__What you have to do__.
Copy out every line of the data that follows, exactly.

__The data__.
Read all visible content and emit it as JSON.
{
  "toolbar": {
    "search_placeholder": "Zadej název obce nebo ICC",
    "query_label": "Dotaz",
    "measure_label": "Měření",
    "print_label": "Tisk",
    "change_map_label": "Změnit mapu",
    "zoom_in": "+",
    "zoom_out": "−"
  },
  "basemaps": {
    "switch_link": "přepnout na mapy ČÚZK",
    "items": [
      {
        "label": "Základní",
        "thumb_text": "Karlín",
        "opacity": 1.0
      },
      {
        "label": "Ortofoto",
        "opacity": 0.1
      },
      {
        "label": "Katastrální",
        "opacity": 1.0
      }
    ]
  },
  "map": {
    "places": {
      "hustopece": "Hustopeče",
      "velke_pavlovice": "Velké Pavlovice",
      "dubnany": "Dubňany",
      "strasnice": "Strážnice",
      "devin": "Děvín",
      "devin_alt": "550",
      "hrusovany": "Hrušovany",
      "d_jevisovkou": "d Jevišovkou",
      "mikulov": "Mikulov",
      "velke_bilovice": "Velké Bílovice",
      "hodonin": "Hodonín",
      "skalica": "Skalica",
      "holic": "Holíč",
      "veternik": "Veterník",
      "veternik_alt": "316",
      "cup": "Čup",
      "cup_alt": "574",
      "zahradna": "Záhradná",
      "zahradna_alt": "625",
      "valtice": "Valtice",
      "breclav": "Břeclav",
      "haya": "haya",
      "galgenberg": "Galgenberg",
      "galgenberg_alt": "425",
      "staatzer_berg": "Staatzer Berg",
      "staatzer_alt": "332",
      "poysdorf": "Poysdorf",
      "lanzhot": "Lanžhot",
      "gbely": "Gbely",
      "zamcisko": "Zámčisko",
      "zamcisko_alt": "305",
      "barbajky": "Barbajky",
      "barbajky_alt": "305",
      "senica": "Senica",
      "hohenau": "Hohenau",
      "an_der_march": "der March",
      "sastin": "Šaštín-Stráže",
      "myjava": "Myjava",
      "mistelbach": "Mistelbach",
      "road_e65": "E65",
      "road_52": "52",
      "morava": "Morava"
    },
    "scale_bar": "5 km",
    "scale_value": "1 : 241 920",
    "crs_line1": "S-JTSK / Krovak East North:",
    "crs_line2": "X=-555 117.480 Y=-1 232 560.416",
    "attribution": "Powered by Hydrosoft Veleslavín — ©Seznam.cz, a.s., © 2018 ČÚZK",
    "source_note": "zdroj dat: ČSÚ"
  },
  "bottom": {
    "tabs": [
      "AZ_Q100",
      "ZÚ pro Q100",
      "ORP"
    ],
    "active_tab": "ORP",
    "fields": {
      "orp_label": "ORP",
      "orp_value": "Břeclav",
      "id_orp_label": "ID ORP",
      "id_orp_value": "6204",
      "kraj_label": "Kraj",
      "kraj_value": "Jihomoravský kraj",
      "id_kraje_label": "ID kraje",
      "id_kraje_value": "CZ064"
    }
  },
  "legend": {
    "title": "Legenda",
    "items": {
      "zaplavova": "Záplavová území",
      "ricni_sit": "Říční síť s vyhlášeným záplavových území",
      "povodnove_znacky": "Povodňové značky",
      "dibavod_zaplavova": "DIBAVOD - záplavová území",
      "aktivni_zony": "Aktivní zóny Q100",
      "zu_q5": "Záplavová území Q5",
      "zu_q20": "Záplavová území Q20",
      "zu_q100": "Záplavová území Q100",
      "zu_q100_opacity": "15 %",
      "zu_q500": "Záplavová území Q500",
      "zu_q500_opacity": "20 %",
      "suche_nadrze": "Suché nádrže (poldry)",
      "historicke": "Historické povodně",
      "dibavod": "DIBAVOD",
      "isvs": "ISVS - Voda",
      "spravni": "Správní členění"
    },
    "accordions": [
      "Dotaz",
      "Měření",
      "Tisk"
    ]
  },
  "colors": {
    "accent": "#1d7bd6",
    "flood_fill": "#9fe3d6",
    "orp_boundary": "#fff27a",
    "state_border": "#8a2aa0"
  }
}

__Solved problem__.
Read all visible content and emit it as JSON.
{
  "toolbar": {
    "search_placeholder": "Zadej název obce nebo ICC",
    "query_label": "Dotaz",
    "measure_label": "Měření",
    "print_label": "Tisk",
    "change_map_label": "Změnit mapu",
    "zoom_in": "+",
    "zoom_out": "−"
  },
  "basemaps": {
    "switch_link": "přepnout na mapy ČÚZK",
    "items": [
      {
        "label": "Základní",
        "thumb_text": "Karlín",
        "opacity": 1.0
      },
      {
        "label": "Ortofoto",
        "opacity": 0.1
      },
      {
        "label": "Katastrální",
        "opacity": 1.0
      }
    ]
  },
  "map": {
    "places": {
      "hustopece": "Hustopeče",
      "velke_pavlovice": "Velké Pavlovice",
      "dubnany": "Dubňany",
      "strasnice": "Strážnice",
      "devin": "Děvín",
      "devin_alt": "550",
      "hrusovany": "Hrušovany",
      "d_jevisovkou": "d Jevišovkou",
      "mikulov": "Mikulov",
      "velke_bilovice": "Velké Bílovice",
      "hodonin": "Hodonín",
      "skalica": "Skalica",
      "holic": "Holíč",
      "veternik": "Veterník",
      "veternik_alt": "316",
      "cup": "Čup",
      "cup_alt": "574",
      "zahradna": "Záhradná",
      "zahradna_alt": "625",
      "valtice": "Valtice",
      "breclav": "Břeclav",
      "haya": "haya",
      "galgenberg": "Galgenberg",
      "galgenberg_alt": "425",
      "staatzer_berg": "Staatzer Berg",
      "staatzer_alt": "332",
      "poysdorf": "Poysdorf",
      "lanzhot": "Lanžhot",
      "gbely": "Gbely",
      "zamcisko": "Zámčisko",
      "zamcisko_alt": "305",
      "barbajky": "Barbajky",
      "barbajky_alt": "305",
      "senica": "Senica",
      "hohenau": "Hohenau",
      "an_der_march": "der March",
      "sastin": "Šaštín-Stráže",
      "myjava": "Myjava",
      "mistelbach": "Mistelbach",
      "road_e65": "E65",
      "road_52": "52",
      "morava": "Morava"
    },
    "scale_bar": "5 km",
    "scale_value": "1 : 241 920",
    "crs_line1": "S-JTSK / Krovak East North:",
    "crs_line2": "X=-555 117.480 Y=-1 232 560.416",
    "attribution": "Powered by Hydrosoft Veleslavín — ©Seznam.cz, a.s., © 2018 ČÚZK",
    "source_note": "zdroj dat: ČSÚ"
  },
  "bottom": {
    "tabs": [
      "AZ_Q100",
      "ZÚ pro Q100",
      "ORP"
    ],
    "active_tab": "ORP",
    "fields": {
      "orp_label": "ORP",
      "orp_value": "Břeclav",
      "id_orp_label": "ID ORP",
      "id_orp_value": "6204",
      "kraj_label": "Kraj",
      "kraj_value": "Jihomoravský kraj",
      "id_kraje_label": "ID kraje",
      "id_kraje_value": "CZ064"
    }
  },
  "legend": {
    "title": "Legenda",
    "items": {
      "zaplavova": "Záplavová území",
      "ricni_sit": "Říční síť s vyhlášeným záplavových území",
      "povodnove_znacky": "Povodňové značky",
      "dibavod_zaplavova": "DIBAVOD - záplavová území",
      "aktivni_zony": "Aktivní zóny Q100",
      "zu_q5": "Záplavová území Q5",
      "zu_q20": "Záplavová území Q20",
      "zu_q100": "Záplavová území Q100",
      "zu_q100_opacity": "15 %",
      "zu_q500": "Záplavová území Q500",
      "zu_q500_opacity": "20 %",
      "suche_nadrze": "Suché nádrže (poldry)",
      "historicke": "Historické povodně",
      "dibavod": "DIBAVOD",
      "isvs": "ISVS - Voda",
      "spravni": "Správní členění"
    },
    "accordions": [
      "Dotaz",
      "Měření",
      "Tisk"
    ]
  },
  "colors": {
    "accent": "#1d7bd6",
    "flood_fill": "#9fe3d6",
    "orp_boundary": "#fff27a",
    "state_border": "#8a2aa0"
  }
}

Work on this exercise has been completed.